Jordan Hankins, 20, of Indianapolis, was found dead in her dorm room in the Foster Walker complex on Northwester’s campus in suburban Evanston, Carsten Parmenter, a university spokesman said.
There is no indication of foul play or any danger to students or staff, the university said in a news release.
Wednesday's game at Minnesota has been canceled, the university said, adding it will work with the Big Ten and the University of Minnesota for a makeup game.
“We were deeply saddened to learn of the sudden passing of Northwestern student Jordan Hankins," Big Ten Commissioner James E. Delany said in a statement. "Our thoughts and prayers are with her family, friends, teammates and the entire Northwestern community during this incredibly difficult time.”
Evanston police were investigating and the Cook County Medical Examiner’s office was expected to determine a cause of death after an autopsy, the university said.
Evanston police Cmdr. Joe Dugan confirmed the department was investigating the death. He said the police were notified of Hankins' death about 3:06 p.m.
University staff expressed their grief in the official announcement.
"Jordan was a remarkably dynamic young woman. This is a devastating loss for our basketball family,” said head women’s coach Joe McKeown in a statement. “She brought an unwavering intensity and commitment to everything in her life. We will miss her enormously.”
The university’s vice president for athletics and recreation, Jim Phillips, also lamented the death of the college athlete.
“We are heartbroken and deeply saddened to learn of the passing of Jordan Hankins,” Philips said. “Our love and thoughts are with her family, teammates and friends. Jordan made a dramatic impact on our Wildcats community. Our department is solely focused on supporting those who adored her.”
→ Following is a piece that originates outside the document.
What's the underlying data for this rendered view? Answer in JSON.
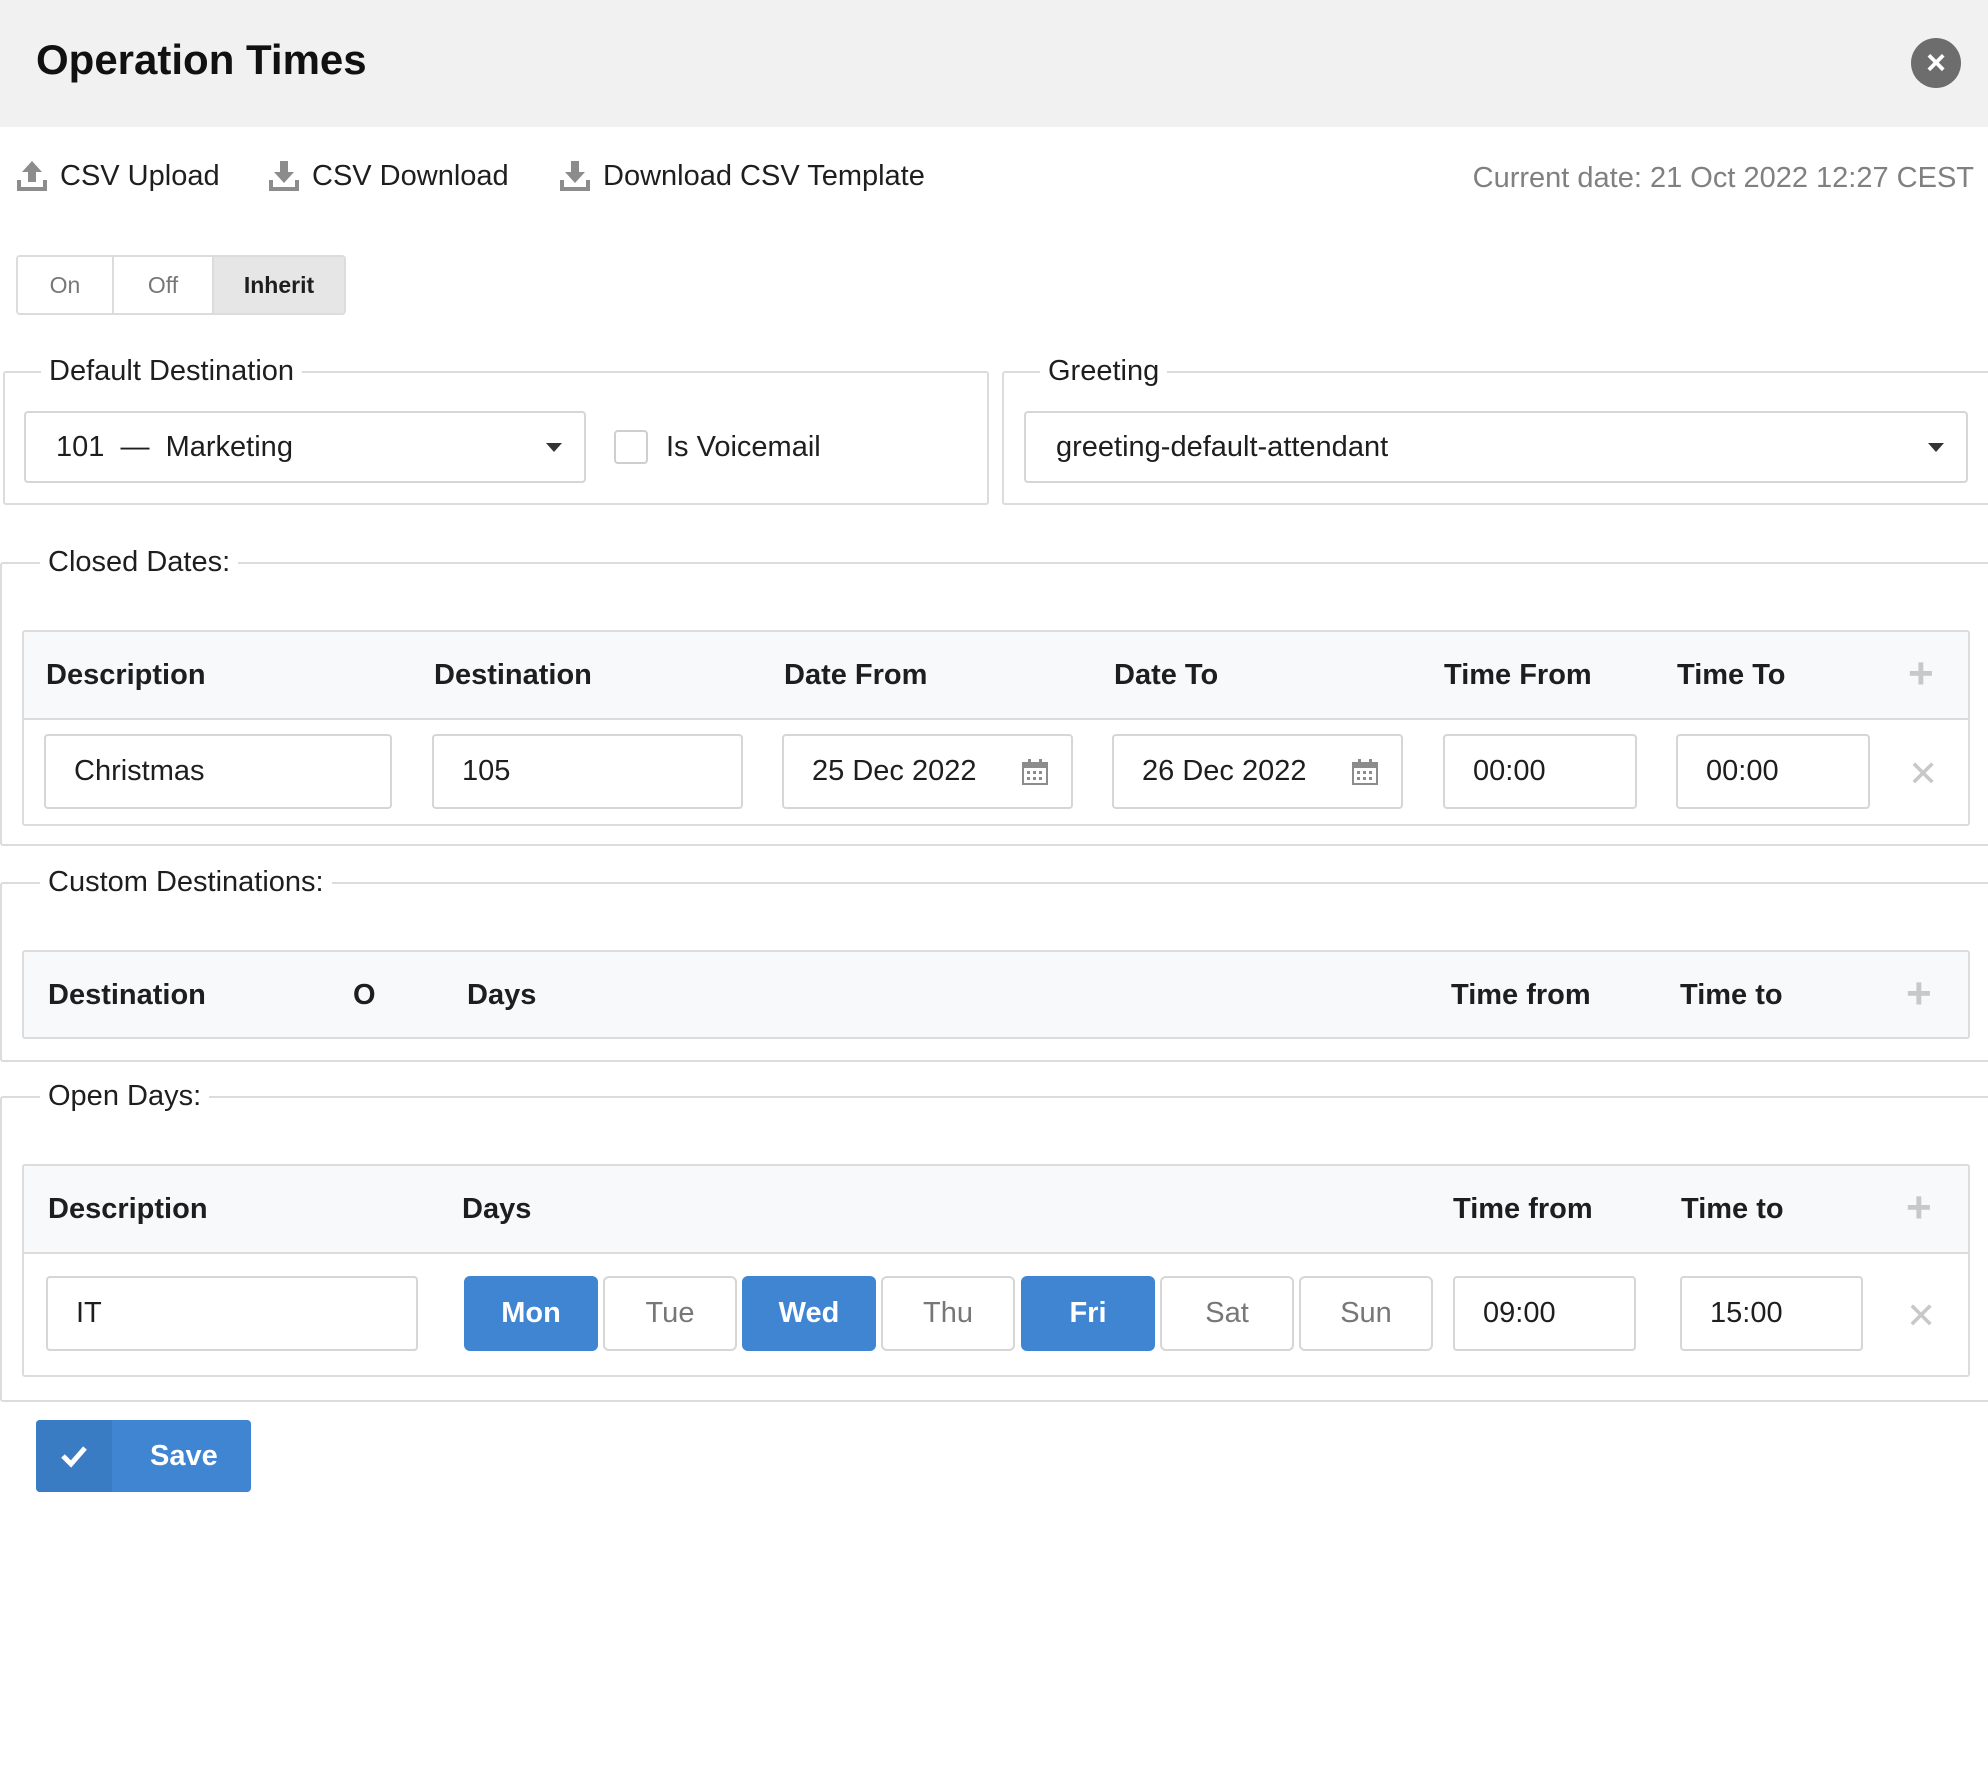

Hankins was an All-Metropolitan Interscholastic Conference First Team honoree as a high school junior, according to Northwestern’s website. She was also a National Honor Society member and was on her high school’s Distinguished Honor Roll since 2011 and wanted to study biological sciences at Northwestern, the website says.